[MATERIAL FOR THE TASK Boundary: Start]

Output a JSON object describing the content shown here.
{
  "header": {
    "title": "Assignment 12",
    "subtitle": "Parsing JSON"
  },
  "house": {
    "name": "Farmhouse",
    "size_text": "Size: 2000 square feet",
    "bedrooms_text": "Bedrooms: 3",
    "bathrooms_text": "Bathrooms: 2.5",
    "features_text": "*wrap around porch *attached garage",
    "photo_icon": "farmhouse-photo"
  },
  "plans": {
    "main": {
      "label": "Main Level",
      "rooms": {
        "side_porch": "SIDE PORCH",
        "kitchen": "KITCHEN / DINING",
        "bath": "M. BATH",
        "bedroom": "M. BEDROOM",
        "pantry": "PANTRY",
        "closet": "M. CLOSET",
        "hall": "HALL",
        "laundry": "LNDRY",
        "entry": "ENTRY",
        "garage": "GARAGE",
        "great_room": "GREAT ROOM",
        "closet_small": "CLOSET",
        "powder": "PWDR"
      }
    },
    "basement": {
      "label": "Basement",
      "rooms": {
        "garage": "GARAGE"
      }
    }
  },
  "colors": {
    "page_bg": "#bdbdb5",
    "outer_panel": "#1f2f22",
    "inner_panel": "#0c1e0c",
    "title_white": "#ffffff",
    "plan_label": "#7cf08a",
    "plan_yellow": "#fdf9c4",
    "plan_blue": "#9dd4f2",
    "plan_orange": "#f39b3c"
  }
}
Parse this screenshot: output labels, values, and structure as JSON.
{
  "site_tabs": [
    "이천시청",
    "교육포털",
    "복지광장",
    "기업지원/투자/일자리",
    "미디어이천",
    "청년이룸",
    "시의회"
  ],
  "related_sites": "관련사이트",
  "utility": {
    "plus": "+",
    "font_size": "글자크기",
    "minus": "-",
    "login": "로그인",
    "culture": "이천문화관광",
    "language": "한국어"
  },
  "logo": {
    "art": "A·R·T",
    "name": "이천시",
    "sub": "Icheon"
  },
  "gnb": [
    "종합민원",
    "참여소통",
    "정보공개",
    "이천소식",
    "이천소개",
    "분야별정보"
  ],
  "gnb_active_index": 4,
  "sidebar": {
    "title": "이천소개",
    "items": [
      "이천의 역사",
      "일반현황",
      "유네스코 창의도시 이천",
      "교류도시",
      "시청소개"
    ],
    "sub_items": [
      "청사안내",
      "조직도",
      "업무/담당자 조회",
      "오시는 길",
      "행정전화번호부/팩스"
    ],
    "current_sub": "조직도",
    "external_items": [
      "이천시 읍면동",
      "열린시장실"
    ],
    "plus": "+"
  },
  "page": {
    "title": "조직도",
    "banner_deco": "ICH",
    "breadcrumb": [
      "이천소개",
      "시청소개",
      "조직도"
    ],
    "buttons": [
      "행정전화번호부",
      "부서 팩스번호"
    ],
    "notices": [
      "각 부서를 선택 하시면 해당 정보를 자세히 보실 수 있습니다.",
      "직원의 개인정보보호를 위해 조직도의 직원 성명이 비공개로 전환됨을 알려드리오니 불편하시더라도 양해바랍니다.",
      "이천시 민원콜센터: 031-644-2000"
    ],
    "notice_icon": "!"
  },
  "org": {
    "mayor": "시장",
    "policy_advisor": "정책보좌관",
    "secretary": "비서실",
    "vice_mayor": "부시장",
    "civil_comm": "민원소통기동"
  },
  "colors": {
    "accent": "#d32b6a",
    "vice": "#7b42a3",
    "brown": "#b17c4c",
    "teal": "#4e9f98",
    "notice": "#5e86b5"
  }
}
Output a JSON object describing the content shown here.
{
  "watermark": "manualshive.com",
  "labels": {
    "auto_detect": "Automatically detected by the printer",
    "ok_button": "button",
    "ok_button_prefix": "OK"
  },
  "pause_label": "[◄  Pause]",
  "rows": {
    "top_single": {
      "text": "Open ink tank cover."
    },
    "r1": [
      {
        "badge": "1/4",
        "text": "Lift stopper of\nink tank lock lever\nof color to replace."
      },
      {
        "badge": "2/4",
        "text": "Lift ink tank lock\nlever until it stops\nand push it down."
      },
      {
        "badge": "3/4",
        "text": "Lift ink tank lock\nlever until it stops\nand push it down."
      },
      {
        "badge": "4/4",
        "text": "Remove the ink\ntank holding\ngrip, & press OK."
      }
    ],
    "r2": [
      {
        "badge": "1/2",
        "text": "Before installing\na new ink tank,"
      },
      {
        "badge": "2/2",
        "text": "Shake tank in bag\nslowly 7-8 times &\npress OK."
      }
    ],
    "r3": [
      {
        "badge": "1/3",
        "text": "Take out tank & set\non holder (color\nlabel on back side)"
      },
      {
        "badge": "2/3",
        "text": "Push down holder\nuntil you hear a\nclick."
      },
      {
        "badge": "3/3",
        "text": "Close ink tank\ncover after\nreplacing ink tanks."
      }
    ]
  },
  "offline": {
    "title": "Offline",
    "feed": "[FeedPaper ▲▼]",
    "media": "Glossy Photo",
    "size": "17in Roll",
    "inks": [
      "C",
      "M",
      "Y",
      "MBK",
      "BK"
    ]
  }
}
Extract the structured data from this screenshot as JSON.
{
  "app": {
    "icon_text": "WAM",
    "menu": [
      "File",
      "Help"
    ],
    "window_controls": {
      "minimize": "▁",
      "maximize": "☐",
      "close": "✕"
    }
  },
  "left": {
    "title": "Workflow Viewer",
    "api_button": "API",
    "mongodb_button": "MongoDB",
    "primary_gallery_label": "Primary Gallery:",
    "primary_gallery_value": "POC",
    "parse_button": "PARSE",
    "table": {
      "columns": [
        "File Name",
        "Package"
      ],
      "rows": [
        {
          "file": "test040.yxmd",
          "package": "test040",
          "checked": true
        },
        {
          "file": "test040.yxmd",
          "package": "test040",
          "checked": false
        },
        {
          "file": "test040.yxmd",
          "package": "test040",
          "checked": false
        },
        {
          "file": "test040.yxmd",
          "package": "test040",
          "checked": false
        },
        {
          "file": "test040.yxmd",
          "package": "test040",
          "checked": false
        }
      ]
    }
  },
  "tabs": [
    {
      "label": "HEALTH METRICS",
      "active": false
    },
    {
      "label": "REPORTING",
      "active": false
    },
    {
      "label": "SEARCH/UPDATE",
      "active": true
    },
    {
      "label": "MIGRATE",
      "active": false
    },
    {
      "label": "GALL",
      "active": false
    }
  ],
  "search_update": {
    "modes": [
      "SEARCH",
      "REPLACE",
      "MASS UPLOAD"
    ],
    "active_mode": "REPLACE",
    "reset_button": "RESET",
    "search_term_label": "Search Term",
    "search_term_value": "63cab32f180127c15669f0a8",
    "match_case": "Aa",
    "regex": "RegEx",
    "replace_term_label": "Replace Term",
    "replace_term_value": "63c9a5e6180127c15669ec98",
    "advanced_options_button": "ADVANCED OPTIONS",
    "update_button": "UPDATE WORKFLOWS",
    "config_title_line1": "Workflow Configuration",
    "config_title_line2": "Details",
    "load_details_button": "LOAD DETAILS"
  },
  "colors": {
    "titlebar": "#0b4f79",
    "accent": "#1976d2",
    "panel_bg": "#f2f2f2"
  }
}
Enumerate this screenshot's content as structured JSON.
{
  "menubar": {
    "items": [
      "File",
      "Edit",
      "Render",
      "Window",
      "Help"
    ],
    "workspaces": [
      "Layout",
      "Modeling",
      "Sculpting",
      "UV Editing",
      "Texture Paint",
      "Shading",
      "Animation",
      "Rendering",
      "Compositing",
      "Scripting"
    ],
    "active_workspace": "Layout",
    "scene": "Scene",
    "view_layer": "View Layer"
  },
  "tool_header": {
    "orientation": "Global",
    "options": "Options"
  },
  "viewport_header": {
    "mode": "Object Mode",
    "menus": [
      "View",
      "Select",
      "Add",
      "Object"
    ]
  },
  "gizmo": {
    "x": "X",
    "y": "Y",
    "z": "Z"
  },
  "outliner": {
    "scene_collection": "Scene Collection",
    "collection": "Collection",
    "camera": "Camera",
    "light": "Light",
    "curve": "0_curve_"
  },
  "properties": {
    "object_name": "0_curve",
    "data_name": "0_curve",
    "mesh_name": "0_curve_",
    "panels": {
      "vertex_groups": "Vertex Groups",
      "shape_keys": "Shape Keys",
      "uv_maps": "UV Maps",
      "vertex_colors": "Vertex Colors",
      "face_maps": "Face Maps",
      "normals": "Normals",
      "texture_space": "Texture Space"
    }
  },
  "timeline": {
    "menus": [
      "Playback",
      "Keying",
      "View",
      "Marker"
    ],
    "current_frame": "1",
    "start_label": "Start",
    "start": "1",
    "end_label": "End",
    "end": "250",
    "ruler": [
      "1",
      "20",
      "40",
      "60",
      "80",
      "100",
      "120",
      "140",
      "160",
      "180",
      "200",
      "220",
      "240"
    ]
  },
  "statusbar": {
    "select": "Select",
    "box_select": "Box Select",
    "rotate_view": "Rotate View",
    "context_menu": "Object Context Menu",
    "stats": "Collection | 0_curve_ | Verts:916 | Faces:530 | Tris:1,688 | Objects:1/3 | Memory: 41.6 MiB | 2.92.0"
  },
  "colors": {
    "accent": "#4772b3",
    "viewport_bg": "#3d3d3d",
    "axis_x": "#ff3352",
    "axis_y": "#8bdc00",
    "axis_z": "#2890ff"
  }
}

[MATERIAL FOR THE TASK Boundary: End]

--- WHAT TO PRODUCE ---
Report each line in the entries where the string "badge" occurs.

--- ANSWER ---
        "badge": "1/4",
        "badge": "2/4",
        "badge": "3/4",
        "badge": "4/4",
        "badge": "1/2",
        "badge": "2/2",
        "badge": "1/3",
        "badge": "2/3",
        "badge": "3/3",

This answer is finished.